I am very surprised that no commentators have mentioned the coincidence in the fourth round FA Cup draw this week. A victory over Portsmouth in next week’s replay will mean an attractive game with Sunderland. The last time City beat Pompey in the competition (in 1963) they also earned a home tie with Sunderland. They went on to beat the Black Cats on one of the most emotional nights in the club’s history and reached the quarter- finals of the competition. They lost to the eventual winners, Manchester United but it was those memorable cup games that put Coventry City back on the football map after more than a decade in the doldrums.
Any City fans aged 55 or over will have the Sunderland game etched on their memories. If they were there they will remember the massive crushing crowd, officially counted at 40,487 but believed to be more like 50,000 after two gates were broken down. Then they will remember City trailing to a first half goal, before pummelling the Wearsiders, and finally breaking them with goals from Dietmar Bruck and George Curtis in the last ten minutes. Many of those older fans will argue that it was the finest City victory of the post-war era, better than Wolves in ’67 or Wembley in ’87, and they will wax lyrically about the stars of that team like Willie Humphries, Terry Bly, Ronnie Rees, etc.
The weather this week has reminded me of that dreadful winter of 1963 and Coventry City’s performances as the country came out of the freezer helped Sky Blue fans forget about the awful weather.
To earn the tie with Sunderland, City, a Third Division side, needed three games to dispose of Portsmouth, then a Second Division side. The first game ended 1-1 at Fratton Park on a wet Wednesday night. Ron Saunders, later famous for managing Aston Villa, scored an early goal for Pompey but a battling Sky Blues performance was rewarded with Ken Hale’s 85th minute equaliser. Three days later the sides fought out another draw at Highfield Road with the biggest crowd of the season, so far, 25,642 watched City squander a 2-0 half-time lead (two goals from Jimmy Whitehouse) with former City player Albie McCann and Saunders levelling the scores and extra-time throwing up no outright winners. In those days there were no penalty shoot-outs and replays continued until a winner emerged so a second replay was planned for the following Tuesday night at neutral White Hart Lane. This time the Jimmy Hill’s boys made no mistake, coming from a goal down (that man Saunders again) to win 2-1 through goals from Terry Bly and Whitehouse and the Sky Blue song echoed around Tottenham’s famous stadium.

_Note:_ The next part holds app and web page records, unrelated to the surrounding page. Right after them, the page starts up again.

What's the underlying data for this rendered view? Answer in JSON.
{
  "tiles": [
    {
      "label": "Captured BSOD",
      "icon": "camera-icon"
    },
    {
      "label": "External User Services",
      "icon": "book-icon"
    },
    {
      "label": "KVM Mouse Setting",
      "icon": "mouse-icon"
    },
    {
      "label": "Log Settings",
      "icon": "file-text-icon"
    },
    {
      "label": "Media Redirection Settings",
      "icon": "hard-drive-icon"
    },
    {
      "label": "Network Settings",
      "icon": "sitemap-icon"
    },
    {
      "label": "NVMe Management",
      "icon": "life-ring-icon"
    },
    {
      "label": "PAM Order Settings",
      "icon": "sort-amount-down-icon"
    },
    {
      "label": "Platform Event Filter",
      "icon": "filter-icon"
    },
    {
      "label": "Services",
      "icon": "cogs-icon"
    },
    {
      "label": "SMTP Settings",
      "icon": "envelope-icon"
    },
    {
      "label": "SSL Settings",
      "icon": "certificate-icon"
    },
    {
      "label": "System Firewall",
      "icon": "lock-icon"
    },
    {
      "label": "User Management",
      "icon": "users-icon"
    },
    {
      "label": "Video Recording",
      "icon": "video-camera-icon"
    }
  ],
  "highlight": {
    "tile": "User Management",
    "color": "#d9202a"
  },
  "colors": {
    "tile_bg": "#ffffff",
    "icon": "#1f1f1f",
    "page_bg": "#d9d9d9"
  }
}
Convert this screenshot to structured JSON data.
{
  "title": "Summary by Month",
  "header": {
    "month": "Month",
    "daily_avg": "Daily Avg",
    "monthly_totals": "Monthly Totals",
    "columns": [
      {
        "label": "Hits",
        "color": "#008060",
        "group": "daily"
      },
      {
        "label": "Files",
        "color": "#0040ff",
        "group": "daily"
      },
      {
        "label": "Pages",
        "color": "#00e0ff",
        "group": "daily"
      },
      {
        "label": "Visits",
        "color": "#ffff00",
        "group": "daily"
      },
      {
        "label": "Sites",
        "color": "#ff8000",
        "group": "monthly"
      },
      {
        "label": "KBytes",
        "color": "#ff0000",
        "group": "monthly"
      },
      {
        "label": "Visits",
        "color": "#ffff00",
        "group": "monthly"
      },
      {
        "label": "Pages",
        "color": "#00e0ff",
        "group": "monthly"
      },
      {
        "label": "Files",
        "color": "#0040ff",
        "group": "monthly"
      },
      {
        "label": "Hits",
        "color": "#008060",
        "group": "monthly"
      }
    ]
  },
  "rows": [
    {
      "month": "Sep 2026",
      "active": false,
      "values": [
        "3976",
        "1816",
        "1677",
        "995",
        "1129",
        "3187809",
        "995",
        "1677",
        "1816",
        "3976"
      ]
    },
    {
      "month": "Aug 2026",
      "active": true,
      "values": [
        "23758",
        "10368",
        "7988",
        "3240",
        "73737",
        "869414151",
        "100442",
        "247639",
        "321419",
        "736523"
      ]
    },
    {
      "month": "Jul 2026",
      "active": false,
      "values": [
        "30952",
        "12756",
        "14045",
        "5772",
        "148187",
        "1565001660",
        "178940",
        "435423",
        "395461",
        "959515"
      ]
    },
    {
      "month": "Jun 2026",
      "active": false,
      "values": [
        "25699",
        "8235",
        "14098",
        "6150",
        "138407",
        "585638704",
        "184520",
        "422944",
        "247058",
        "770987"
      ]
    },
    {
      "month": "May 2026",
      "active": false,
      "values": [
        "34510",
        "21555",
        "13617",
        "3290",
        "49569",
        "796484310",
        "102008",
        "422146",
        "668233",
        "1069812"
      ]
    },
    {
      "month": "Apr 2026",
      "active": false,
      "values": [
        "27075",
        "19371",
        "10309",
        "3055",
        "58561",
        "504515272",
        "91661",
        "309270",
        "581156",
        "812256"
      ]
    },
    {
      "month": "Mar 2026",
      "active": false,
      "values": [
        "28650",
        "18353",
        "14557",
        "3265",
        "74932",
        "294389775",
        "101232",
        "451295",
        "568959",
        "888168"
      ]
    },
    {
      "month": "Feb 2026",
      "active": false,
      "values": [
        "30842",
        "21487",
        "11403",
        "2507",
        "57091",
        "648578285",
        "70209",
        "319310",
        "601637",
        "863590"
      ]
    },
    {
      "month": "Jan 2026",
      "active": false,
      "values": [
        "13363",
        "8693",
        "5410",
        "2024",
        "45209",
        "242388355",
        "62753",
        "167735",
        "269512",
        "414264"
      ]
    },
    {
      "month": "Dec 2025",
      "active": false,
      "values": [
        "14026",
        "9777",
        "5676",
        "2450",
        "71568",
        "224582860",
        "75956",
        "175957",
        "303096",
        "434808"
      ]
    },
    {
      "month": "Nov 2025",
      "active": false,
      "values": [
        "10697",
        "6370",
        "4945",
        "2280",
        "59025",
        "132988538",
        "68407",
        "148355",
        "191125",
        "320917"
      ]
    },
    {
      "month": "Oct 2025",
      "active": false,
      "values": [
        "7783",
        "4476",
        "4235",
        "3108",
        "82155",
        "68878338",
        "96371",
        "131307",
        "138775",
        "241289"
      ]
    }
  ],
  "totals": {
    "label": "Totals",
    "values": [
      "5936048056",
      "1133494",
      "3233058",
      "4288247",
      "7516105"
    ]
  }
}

The other omen in the FA Cup this year is that the Sky Blues and Pompey have only met in the FA Cup on two previous occasions and on both occasions City have progressed to the quarter-finals. Exactly 100 years ago the teams, both then playing in the Southern League, were drawn together in a second round tie (equivalent of today’s fourth round). City had pulled off the shock result of the first round by winning at First Division Preston. A goal from Freddie Chaplin was enough to sink Pompey at Fratton Park in front of 11,631. City went on to beat another First Division side Nottingham Forest in the third round before losing 0-2 to Everton in the quarter-finals. Wouldn’t it be nice for the Sky Blues to emulate that great team from 1910 which first put City’s name into the headlines of the national newspapers with their giant-killing exploits.
It is sad to report the death of former City player Ron Wykes who passed away on 27 December aged 90. Although he never appeared for the first team he was a very promising youngster when the war broke out in 1939 and one who we can honestly say ‘but for the war’. A wing-half, Ron returned to Highfield Road after the war and was a regular for the reserves for the 1946-47 season.